Exercise goal
Please find all lines in the data that hold the string "title" and copy them.
----- Data for the task -----
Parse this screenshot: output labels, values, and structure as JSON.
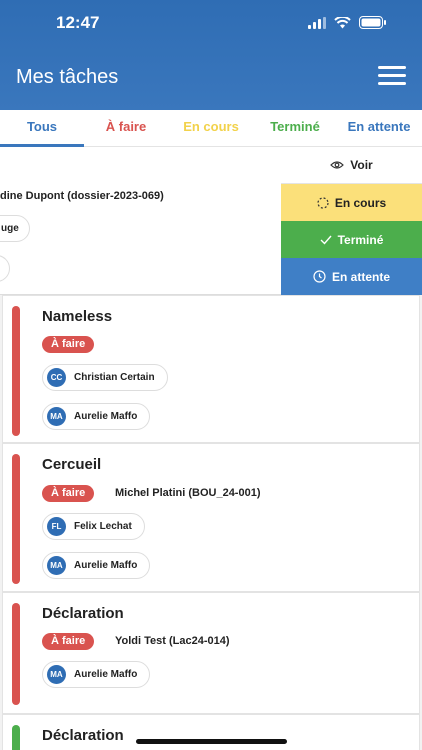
{
  "status_bar": {
    "time": "12:47"
  },
  "header": {
    "title": "Mes tâches",
    "menu_icon": "hamburger-menu-icon"
  },
  "tabs": [
    {
      "label": "Tous",
      "color": "#3a77bd",
      "active": true
    },
    {
      "label": "À faire",
      "color": "#d9534f"
    },
    {
      "label": "En cours",
      "color": "#f2d24b"
    },
    {
      "label": "Terminé",
      "color": "#4cae4c"
    },
    {
      "label": "En attente",
      "color": "#3a77bd"
    }
  ],
  "swiped_card": {
    "client": "dine Dupont (dossier-2023-069)",
    "chip_1": "uge",
    "actions": [
      {
        "label": "Voir",
        "icon": "eye-icon",
        "bg": "#ffffff",
        "color": "#222222"
      },
      {
        "label": "En cours",
        "icon": "spinner-icon",
        "bg": "#fbe07a",
        "color": "#222222"
      },
      {
        "label": "Terminé",
        "icon": "check-icon",
        "bg": "#4cae4c",
        "color": "#ffffff"
      },
      {
        "label": "En attente",
        "icon": "clock-icon",
        "bg": "#3f7fc6",
        "color": "#ffffff"
      }
    ]
  },
  "tasks": [
    {
      "title": "Nameless",
      "status": "À faire",
      "client": "",
      "assignees": [
        {
          "initials": "CC",
          "name": "Christian Certain"
        },
        {
          "initials": "MA",
          "name": "Aurelie Maffo"
        }
      ]
    },
    {
      "title": "Cercueil",
      "status": "À faire",
      "client": "Michel Platini (BOU_24-001)",
      "assignees": [
        {
          "initials": "FL",
          "name": "Felix Lechat"
        },
        {
          "initials": "MA",
          "name": "Aurelie Maffo"
        }
      ]
    },
    {
      "title": "Déclaration",
      "status": "À faire",
      "client": "Yoldi Test (Lac24-014)",
      "assignees": [
        {
          "initials": "MA",
          "name": "Aurelie Maffo"
        }
      ]
    },
    {
      "title": "Déclaration",
      "status": "",
      "client": "",
      "assignees": []
    }
  ]
}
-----
Exercise result
    "title": "Mes tâches",
      "title": "Nameless",
      "title": "Cercueil",
      "title": "Déclaration",
      "title": "Déclaration",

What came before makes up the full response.